Question: if in Powell v. State of Georgia, 1998, the decision overturned the state’s sodomy law, and in 2003, sodomy laws were overturned nationwide (Lawrence v. Texas), why does the 2016 Official Code of Georgia still have a sodomy law ( )?

The law remains on the books, but is unenforceable. It took South Carolina until 1998 and Alabama until 2000 to amend their states’ constitutions to remove language prohibiting miscegenation, despite the Supreme Court decision in Loving v Virginia 1967. Georgia, Texas, Louisiana, and probably a few others still have laws on the books that criminalize sodomy, despite the Supreme Court decision striking down such laws in Lawrence v Texas 2003. This is a common practice in conservative states where the legislature and executives wish to demonstrate their defiance of Supreme Court decisions that strike down their bigoted and hateful laws… Read more »

@R M:
I second what CR says. I also think the legislators 1) are too lazy to spend time cleaning up the books of old/unconstitutional laws; 2) are afraid to repeal it and have it become a campaign issue; 3) like to leave things on the books so someone less-informed complies without being legally required to do so.
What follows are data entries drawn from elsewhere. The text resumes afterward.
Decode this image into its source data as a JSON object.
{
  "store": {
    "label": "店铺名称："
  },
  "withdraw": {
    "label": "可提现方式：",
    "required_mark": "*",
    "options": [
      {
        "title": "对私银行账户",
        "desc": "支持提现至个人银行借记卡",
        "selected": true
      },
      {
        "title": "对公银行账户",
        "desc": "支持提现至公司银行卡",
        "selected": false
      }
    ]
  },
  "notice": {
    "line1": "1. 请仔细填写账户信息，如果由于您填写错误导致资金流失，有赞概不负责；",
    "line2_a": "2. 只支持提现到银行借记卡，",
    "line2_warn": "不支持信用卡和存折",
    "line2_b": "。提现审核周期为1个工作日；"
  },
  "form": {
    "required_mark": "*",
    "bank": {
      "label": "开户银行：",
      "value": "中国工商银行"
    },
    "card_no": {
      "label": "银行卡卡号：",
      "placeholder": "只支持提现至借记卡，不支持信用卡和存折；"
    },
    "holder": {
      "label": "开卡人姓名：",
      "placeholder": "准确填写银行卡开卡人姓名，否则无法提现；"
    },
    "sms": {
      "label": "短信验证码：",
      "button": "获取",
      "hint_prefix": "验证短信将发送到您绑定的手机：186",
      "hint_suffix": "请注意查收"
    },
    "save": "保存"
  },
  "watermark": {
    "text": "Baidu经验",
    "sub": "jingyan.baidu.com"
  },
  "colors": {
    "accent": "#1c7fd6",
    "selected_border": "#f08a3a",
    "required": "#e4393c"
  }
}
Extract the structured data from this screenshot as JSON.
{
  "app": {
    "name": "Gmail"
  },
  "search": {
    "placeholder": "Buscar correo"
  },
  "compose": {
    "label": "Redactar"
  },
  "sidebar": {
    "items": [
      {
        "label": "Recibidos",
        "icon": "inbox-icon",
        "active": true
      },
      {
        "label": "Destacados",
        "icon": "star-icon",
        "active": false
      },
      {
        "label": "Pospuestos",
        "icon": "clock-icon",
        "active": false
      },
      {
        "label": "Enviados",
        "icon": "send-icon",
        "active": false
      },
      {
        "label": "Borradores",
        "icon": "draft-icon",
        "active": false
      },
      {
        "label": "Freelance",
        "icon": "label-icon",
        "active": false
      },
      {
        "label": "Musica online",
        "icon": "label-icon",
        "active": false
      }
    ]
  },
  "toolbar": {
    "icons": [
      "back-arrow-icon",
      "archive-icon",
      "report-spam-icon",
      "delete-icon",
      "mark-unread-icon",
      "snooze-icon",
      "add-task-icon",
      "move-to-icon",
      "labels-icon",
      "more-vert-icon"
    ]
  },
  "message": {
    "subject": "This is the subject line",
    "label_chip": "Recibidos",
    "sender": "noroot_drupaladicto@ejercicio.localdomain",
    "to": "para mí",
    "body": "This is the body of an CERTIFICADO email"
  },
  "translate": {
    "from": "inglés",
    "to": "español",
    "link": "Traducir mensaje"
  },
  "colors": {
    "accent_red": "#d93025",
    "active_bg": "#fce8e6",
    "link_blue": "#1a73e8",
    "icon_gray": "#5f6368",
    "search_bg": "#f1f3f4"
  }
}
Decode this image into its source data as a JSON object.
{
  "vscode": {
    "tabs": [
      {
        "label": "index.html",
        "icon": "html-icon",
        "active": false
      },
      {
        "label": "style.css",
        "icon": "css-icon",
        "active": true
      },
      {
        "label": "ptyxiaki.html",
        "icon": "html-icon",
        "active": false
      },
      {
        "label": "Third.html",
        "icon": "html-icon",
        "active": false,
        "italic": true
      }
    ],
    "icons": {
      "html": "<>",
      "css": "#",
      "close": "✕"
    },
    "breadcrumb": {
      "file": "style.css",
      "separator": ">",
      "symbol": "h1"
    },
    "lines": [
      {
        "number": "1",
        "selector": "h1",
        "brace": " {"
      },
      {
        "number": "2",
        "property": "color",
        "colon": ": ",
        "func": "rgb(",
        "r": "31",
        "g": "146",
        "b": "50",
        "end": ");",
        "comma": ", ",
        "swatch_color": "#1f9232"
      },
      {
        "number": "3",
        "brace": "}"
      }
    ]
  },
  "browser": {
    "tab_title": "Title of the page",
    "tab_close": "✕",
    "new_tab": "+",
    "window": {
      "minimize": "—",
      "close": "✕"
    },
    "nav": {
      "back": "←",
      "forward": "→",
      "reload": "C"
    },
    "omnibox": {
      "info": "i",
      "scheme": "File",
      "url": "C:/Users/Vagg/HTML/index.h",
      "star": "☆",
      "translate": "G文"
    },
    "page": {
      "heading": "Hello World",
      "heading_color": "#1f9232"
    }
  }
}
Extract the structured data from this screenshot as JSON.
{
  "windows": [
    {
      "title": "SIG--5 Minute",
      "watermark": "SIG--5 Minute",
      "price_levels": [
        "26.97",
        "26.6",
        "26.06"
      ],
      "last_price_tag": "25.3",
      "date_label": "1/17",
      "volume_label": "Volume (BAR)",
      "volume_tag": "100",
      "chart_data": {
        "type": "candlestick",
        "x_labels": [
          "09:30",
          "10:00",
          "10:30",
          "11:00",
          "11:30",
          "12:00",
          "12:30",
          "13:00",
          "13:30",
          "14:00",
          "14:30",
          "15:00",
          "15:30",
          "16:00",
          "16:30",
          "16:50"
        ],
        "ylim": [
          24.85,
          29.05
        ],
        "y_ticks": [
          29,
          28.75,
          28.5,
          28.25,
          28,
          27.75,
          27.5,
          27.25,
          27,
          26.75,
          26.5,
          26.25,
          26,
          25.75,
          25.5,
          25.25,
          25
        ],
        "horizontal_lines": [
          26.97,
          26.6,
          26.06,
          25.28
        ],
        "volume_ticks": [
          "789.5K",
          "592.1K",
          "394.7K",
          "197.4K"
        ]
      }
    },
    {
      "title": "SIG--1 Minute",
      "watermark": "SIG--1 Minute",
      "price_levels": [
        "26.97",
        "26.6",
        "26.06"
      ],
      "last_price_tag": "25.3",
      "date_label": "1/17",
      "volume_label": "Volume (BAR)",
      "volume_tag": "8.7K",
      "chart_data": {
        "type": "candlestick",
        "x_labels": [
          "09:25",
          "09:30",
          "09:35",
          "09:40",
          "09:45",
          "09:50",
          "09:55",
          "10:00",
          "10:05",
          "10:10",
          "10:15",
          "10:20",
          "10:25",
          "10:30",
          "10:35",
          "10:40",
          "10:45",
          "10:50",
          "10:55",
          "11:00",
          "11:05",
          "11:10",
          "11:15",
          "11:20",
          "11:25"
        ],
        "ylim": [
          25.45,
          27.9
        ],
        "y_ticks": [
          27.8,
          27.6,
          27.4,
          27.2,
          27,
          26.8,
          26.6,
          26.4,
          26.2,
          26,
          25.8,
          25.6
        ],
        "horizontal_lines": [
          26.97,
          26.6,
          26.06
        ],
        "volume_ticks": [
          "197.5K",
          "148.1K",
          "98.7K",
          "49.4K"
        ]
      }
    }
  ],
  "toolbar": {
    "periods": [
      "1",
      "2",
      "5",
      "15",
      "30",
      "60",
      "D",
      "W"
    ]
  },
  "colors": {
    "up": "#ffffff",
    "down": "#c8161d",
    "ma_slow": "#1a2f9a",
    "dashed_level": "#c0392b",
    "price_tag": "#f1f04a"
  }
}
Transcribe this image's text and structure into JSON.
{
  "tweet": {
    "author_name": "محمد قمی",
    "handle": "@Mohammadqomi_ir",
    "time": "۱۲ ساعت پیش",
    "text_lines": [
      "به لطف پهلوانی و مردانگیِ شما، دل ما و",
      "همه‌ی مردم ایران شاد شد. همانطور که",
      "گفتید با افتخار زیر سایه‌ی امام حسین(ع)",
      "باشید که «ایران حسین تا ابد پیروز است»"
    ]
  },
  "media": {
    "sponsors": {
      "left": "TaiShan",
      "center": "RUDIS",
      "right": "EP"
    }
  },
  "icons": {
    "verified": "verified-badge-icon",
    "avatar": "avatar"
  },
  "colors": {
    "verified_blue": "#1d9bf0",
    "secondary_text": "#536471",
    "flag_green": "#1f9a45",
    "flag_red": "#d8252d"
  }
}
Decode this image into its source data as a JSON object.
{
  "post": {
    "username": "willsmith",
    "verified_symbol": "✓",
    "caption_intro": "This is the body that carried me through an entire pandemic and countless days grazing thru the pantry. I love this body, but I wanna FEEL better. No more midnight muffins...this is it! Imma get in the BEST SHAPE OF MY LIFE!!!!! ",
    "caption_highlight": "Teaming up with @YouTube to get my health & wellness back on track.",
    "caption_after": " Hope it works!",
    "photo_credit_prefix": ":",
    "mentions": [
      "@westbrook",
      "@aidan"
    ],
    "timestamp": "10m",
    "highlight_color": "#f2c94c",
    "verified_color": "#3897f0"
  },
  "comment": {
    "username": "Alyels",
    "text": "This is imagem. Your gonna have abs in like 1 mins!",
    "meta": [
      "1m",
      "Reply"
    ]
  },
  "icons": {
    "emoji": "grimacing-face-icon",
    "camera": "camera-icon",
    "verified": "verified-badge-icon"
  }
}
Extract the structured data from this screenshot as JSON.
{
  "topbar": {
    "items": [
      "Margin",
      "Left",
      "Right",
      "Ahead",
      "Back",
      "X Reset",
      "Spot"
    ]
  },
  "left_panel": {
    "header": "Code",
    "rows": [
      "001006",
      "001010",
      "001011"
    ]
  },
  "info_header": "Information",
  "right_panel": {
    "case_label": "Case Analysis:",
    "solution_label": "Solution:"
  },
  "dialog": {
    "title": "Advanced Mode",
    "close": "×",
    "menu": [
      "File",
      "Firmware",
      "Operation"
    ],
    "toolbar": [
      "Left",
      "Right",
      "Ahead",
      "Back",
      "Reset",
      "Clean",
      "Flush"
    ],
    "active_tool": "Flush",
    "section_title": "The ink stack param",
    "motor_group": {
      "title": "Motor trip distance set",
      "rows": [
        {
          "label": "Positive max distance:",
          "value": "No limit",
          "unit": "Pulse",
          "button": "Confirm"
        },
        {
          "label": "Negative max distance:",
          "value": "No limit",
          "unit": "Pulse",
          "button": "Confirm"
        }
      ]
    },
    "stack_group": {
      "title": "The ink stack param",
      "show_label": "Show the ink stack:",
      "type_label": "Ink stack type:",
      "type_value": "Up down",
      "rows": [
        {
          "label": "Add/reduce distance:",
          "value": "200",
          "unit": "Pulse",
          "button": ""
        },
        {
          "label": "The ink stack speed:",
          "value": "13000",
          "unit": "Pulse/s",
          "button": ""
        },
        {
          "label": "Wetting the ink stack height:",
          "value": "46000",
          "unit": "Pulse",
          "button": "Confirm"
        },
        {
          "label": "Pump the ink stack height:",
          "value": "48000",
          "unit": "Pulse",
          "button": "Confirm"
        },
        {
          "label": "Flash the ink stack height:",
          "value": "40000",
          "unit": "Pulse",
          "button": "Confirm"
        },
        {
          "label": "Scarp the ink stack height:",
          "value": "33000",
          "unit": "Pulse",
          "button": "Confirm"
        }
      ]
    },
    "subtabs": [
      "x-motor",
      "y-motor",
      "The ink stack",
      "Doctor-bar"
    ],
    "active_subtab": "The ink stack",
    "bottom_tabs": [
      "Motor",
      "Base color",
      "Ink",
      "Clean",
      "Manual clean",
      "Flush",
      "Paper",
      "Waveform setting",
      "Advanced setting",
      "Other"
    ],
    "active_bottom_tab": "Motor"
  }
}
That State statute or City ordinance staring you in the face is much stronger than some court ruling you may not know about or recall. It’s no different than the Halloween and residency laws ACSOL keeps having to sue over.

Would love your thoughts, please comment.x